By the conclusion, however, Bob has switched tack. He states that while refactorings are cheap within architectural boundaries, they are expensive across them. Whether he’s right or wrong […]

By |February 4th, 2014|Practices, TDD, Unit testing|2 Comments

Eat your own dogma food

The software development community experiences fad after fad. Consultants and thought leaders dream up new methodologies; old practices are relabelled and promoted as the next big thing; flame wars are fought over names, tabs and brace position.

One of the few practices that has stood the test of time is that of “eating your own dog food”, which essentially means that you’ll be the first user of any software that you’re developing. In more polite (and optimistic) circles this is also known as “drinking your own champagne”. When it comes to development practices, I think we need to adopt the same approach.

If you’re going to make dogmatic statements about how software should be developed, then you as a developer should be prepared to stick to them yourself. No more  “do as I say, not as I do”. It’s time to eat your own dogma food.

By |January 14th, 2014|Agile, Practices|0 Comments

TDD at interviews

Allan Kelly posted an article on DZone this week predicting that TDD would be a required skill for developers by 2022. Vishal Biyani asked on Twitter about how one might test TDD skills, and I promised to blog about my experience of using Cyber-Dojo in interview situations.

Cyber-Dojo is a browser-based dojo environment developed by Jon Jagger that supports a lot of programming languages and xDD frameworks. It’s great for dojos because it has few of the productivity frills that we’ve come to depend on over the years – no syntax highlighting; no autocompletion; no suggested fixes. That means we have to think about what we’re doing, rather than relying on muscle memory.

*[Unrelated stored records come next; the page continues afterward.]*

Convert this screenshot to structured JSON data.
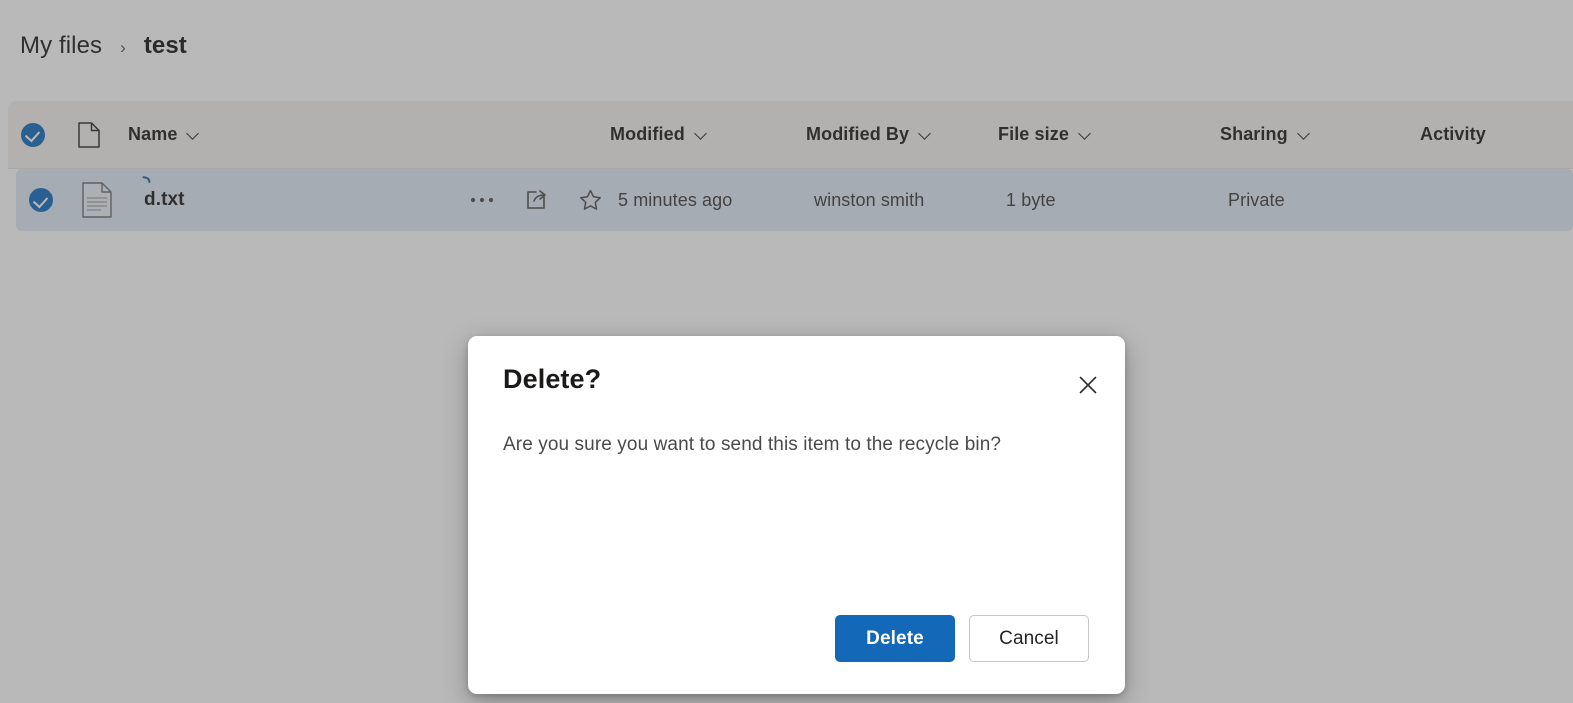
{
  "breadcrumb": {
    "root": "My files",
    "separator": "›",
    "current": "test"
  },
  "colors": {
    "accent": "#0f6cbd",
    "primary_button": "#1368b8",
    "header_bg": "#f3f2f1",
    "selected_row_bg": "#dfeaf5",
    "overlay": "rgba(80,80,80,0.40)"
  },
  "file_list": {
    "columns": [
      {
        "key": "name",
        "label": "Name",
        "sortable": true
      },
      {
        "key": "modified",
        "label": "Modified",
        "sortable": true
      },
      {
        "key": "modified_by",
        "label": "Modified By",
        "sortable": true
      },
      {
        "key": "file_size",
        "label": "File size",
        "sortable": true
      },
      {
        "key": "sharing",
        "label": "Sharing",
        "sortable": true
      },
      {
        "key": "activity",
        "label": "Activity",
        "sortable": false
      }
    ],
    "select_all_checked": true,
    "rows": [
      {
        "selected": true,
        "name": "d.txt",
        "modified": "5 minutes ago",
        "modified_by": "winston smith",
        "file_size": "1 byte",
        "sharing": "Private",
        "activity": "",
        "actions": [
          "more-actions",
          "share",
          "favorite"
        ]
      }
    ]
  },
  "dialog": {
    "title": "Delete?",
    "message": "Are you sure you want to send this item to the recycle bin?",
    "confirm_label": "Delete",
    "cancel_label": "Cancel",
    "close_label": "Close"
  }
}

As Jon eloquently puts it in the FAQ: “Listen. Stop trying to go faster, start trying to go slower. Don’t think about finishing, think about improving. Think about practising as a team. That’s what cyber-dojo is built for.”

That might be what cyber-dojo was built for, but it turns out that it’s also excellent as an interview environment. Your interviewee writes real code and has to diagnose with real compiler/runtime errors. They’ll have to use a browser to remind themselves of all the basic knowledge that has atrophied during years of nanny-IDE development. And, best of all, there’s no save, build or run functionality provided by cyber-dojo. There’s only a single button and it’s labelled nice and clear: TEST.

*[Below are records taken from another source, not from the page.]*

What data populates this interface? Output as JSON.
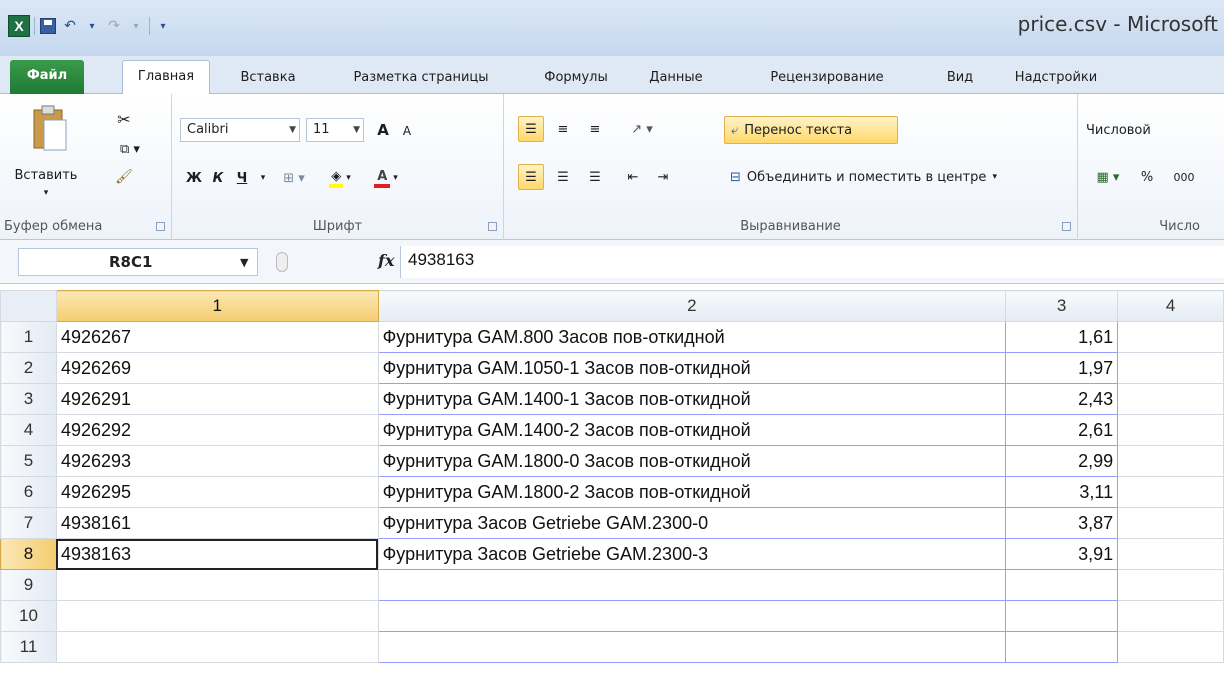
{
  "window": {
    "title": "price.csv - Microsoft"
  },
  "qat": {
    "app_icon": "excel-icon",
    "save_icon": "save-icon",
    "undo": "↶",
    "redo": "↷",
    "dropdown": "▾"
  },
  "tabs": [
    "Файл",
    "Главная",
    "Вставка",
    "Разметка страницы",
    "Формулы",
    "Данные",
    "Рецензирование",
    "Вид",
    "Надстройки"
  ],
  "ribbon": {
    "clipboard": {
      "label": "Буфер обмена",
      "paste": "Вставить"
    },
    "font": {
      "label": "Шрифт",
      "name": "Calibri",
      "size": "11",
      "bold": "Ж",
      "italic": "К",
      "underline": "Ч",
      "grow": "A",
      "shrink": "A"
    },
    "alignment": {
      "label": "Выравнивание",
      "wrap": "Перенос текста",
      "merge": "Объединить и поместить в центре"
    },
    "number": {
      "label": "Число",
      "format": "Числовой",
      "percent": "%",
      "thousands": "000"
    }
  },
  "formula_bar": {
    "name_box": "R8C1",
    "fx": "fx",
    "value": "4938163"
  },
  "sheet": {
    "columns": [
      "1",
      "2",
      "3",
      "4"
    ],
    "rows": [
      {
        "n": "1",
        "c1": "4926267",
        "c2": "Фурнитура GAM.800 Засов пов-откидной",
        "c3": "1,61"
      },
      {
        "n": "2",
        "c1": "4926269",
        "c2": "Фурнитура GAM.1050-1 Засов пов-откидной",
        "c3": "1,97"
      },
      {
        "n": "3",
        "c1": "4926291",
        "c2": "Фурнитура GAM.1400-1 Засов пов-откидной",
        "c3": "2,43"
      },
      {
        "n": "4",
        "c1": "4926292",
        "c2": "Фурнитура GAM.1400-2 Засов пов-откидной",
        "c3": "2,61"
      },
      {
        "n": "5",
        "c1": "4926293",
        "c2": "Фурнитура GAM.1800-0 Засов пов-откидной",
        "c3": "2,99"
      },
      {
        "n": "6",
        "c1": "4926295",
        "c2": "Фурнитура GAM.1800-2 Засов пов-откидной",
        "c3": "3,11"
      },
      {
        "n": "7",
        "c1": "4938161",
        "c2": "Фурнитура Засов Getriebe GAM.2300-0",
        "c3": "3,87"
      },
      {
        "n": "8",
        "c1": "4938163",
        "c2": "Фурнитура Засов Getriebe GAM.2300-3",
        "c3": "3,91"
      },
      {
        "n": "9",
        "c1": "",
        "c2": "",
        "c3": ""
      },
      {
        "n": "10",
        "c1": "",
        "c2": "",
        "c3": ""
      },
      {
        "n": "11",
        "c1": "",
        "c2": "",
        "c3": ""
      }
    ],
    "active_row": "8",
    "active_col": "1"
  },
  "colors": {
    "file_tab": "#1f7a34",
    "selection": "#f5cc6f",
    "border_blue": "#9b9cff"
  }
}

Use one of the katas whose instructions have been helpfully included with cyber-dojo, or roll one of your own, and see how your interviewee responds. Every time they press the TEST button, all the code they’ve written is sent over to the server to be built & run and the response is returned, along with a traffic light: green for “all tests passed”, red for […]

By |January 11th, 2014|Practices, TDD, Unit testing|1 Comment

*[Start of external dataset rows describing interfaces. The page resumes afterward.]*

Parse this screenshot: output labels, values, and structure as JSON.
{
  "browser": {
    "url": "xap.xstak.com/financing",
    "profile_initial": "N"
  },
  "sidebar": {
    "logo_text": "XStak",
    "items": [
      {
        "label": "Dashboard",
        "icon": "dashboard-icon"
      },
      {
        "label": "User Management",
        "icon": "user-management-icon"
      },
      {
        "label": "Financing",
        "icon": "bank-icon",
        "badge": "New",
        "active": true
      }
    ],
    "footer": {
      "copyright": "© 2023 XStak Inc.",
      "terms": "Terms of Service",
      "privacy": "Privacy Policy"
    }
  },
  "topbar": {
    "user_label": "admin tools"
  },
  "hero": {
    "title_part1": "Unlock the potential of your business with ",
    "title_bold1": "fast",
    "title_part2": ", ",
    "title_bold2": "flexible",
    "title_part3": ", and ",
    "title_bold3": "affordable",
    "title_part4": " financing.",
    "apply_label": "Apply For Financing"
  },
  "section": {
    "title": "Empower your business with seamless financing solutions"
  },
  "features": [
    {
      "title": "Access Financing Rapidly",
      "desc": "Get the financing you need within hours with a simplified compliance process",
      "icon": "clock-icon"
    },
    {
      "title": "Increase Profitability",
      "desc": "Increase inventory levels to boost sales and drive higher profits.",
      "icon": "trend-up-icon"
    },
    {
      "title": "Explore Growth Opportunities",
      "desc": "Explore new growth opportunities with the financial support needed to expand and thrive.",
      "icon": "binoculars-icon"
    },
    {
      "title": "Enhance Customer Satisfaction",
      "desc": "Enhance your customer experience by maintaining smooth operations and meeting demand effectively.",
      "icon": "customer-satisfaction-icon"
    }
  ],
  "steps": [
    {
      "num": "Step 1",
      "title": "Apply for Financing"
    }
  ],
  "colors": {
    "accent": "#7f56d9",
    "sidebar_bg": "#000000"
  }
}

When is a tester not a tester?

No, I’m not trawling through my xmas cracker jokes. I was looking through the programme for DevWeek 2014 and both my sessions are tagged as “Test”. This is following a pattern started at ScanDev last year and followed by several other conferences at home and abroad.

Why am I bothered? It’s not that I mind being associated with testing at all. I don’t think of testers as a lower form of life. I *love* testers. It’s for the same reason that Dan North and Chris Matts started using the “should” word instead of the “test” word all those years ago – developers think that the test track is not for them.

Both my sessions at DevWeek are about types of testing that developers should be doing routinely. “So long, and thanks for all the tests” explores what makes a test valuable and what practices developers should consider adopting. “Mutation testing – better code by making bugs” is an alternative to code meaningless coverage metrics that can help developers ensure they’re sticking to their definition of done.

Q. When is a tester not a tester?
A. When they’re a developer.

You’re right. It’s not funny. So, it’s ideal for a cracker.

By |January 9th, 2014|Practices, Unit testing|0 Comments